TRY IT
Please print out the entries below unchanged and skip the images.

** MATERIAL SHOWN follows **

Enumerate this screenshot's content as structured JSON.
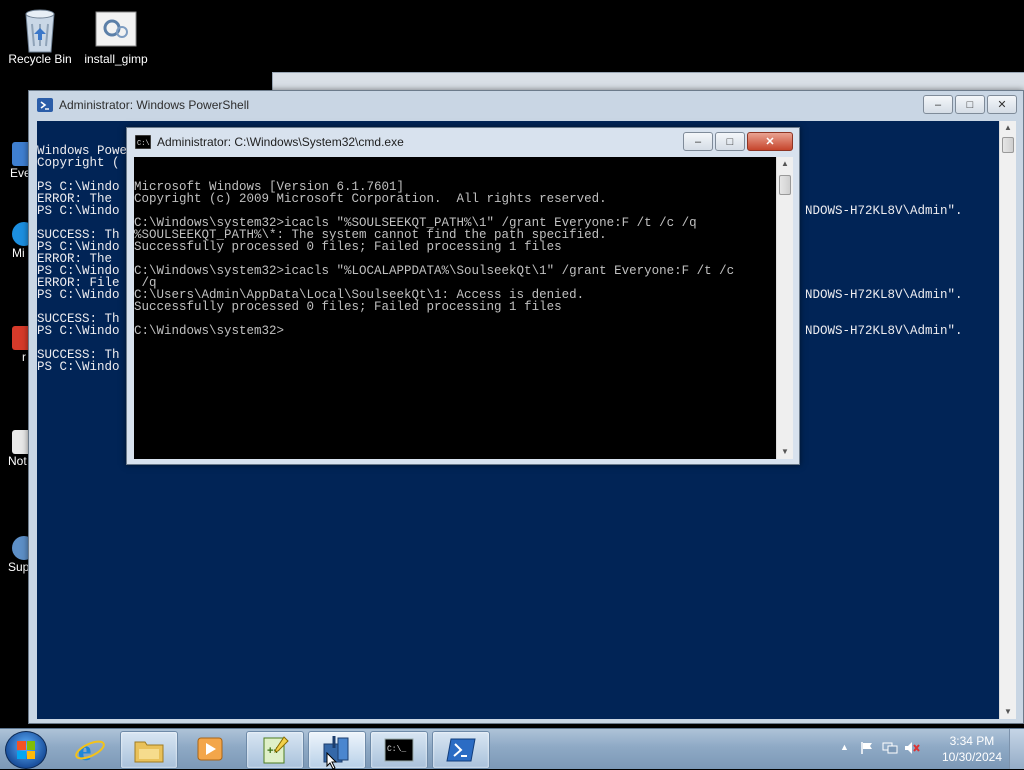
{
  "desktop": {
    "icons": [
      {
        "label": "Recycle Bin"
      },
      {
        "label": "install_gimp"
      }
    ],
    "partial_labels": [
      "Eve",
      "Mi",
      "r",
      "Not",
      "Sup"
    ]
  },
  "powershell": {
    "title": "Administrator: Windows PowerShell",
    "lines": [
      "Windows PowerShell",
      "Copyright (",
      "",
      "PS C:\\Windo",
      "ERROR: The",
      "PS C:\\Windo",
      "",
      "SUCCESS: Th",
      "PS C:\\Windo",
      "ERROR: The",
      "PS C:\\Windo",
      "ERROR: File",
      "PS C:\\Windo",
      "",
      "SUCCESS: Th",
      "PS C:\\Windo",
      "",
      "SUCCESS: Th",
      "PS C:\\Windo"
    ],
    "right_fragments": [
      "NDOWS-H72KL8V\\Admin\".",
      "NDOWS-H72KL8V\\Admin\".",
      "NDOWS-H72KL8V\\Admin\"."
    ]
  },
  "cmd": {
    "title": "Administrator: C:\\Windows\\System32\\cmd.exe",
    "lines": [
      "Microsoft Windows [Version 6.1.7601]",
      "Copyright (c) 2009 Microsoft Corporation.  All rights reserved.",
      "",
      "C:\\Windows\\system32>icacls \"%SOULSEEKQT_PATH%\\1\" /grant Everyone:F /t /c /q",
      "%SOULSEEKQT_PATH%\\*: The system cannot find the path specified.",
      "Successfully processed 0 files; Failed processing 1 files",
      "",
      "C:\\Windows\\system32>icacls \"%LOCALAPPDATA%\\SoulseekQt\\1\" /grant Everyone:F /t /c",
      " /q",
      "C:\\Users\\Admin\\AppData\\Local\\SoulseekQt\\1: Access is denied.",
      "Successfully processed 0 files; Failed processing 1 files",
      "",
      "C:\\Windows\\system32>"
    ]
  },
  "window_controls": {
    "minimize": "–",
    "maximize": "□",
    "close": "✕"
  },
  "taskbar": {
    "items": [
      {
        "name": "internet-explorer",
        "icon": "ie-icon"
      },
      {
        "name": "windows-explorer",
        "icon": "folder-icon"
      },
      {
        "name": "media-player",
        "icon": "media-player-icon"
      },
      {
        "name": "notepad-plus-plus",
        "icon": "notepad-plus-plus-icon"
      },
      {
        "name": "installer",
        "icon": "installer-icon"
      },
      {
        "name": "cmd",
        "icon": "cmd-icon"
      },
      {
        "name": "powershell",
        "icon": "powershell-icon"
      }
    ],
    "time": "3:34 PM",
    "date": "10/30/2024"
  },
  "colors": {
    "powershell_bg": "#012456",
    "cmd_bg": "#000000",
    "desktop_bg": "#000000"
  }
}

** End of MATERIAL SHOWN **

RESPONSE BOX
Enumerate this screenshot's content as structured JSON.
{
  "desktop": {
    "icons": [
      {
        "label": "Recycle Bin"
      },
      {
        "label": "install_gimp"
      }
    ],
    "partial_labels": [
      "Eve",
      "Mi",
      "r",
      "Not",
      "Sup"
    ]
  },
  "powershell": {
    "title": "Administrator: Windows PowerShell",
    "lines": [
      "Windows PowerShell",
      "Copyright (",
      "",
      "PS C:\\Windo",
      "ERROR: The",
      "PS C:\\Windo",
      "",
      "SUCCESS: Th",
      "PS C:\\Windo",
      "ERROR: The",
      "PS C:\\Windo",
      "ERROR: File",
      "PS C:\\Windo",
      "",
      "SUCCESS: Th",
      "PS C:\\Windo",
      "",
      "SUCCESS: Th",
      "PS C:\\Windo"
    ],
    "right_fragments": [
      "NDOWS-H72KL8V\\Admin\".",
      "NDOWS-H72KL8V\\Admin\".",
      "NDOWS-H72KL8V\\Admin\"."
    ]
  },
  "cmd": {
    "title": "Administrator: C:\\Windows\\System32\\cmd.exe",
    "lines": [
      "Microsoft Windows [Version 6.1.7601]",
      "Copyright (c) 2009 Microsoft Corporation.  All rights reserved.",
      "",
      "C:\\Windows\\system32>icacls \"%SOULSEEKQT_PATH%\\1\" /grant Everyone:F /t /c /q",
      "%SOULSEEKQT_PATH%\\*: The system cannot find the path specified.",
      "Successfully processed 0 files; Failed processing 1 files",
      "",
      "C:\\Windows\\system32>icacls \"%LOCALAPPDATA%\\SoulseekQt\\1\" /grant Everyone:F /t /c",
      " /q",
      "C:\\Users\\Admin\\AppData\\Local\\SoulseekQt\\1: Access is denied.",
      "Successfully processed 0 files; Failed processing 1 files",
      "",
      "C:\\Windows\\system32>"
    ]
  },
  "window_controls": {
    "minimize": "–",
    "maximize": "□",
    "close": "✕"
  },
  "taskbar": {
    "items": [
      {
        "name": "internet-explorer",
        "icon": "ie-icon"
      },
      {
        "name": "windows-explorer",
        "icon": "folder-icon"
      },
      {
        "name": "media-player",
        "icon": "media-player-icon"
      },
      {
        "name": "notepad-plus-plus",
        "icon": "notepad-plus-plus-icon"
      },
      {
        "name": "installer",
        "icon": "installer-icon"
      },
      {
        "name": "cmd",
        "icon": "cmd-icon"
      },
      {
        "name": "powershell",
        "icon": "powershell-icon"
      }
    ],
    "time": "3:34 PM",
    "date": "10/30/2024"
  },
  "colors": {
    "powershell_bg": "#012456",
    "cmd_bg": "#000000",
    "desktop_bg": "#000000"
  }
}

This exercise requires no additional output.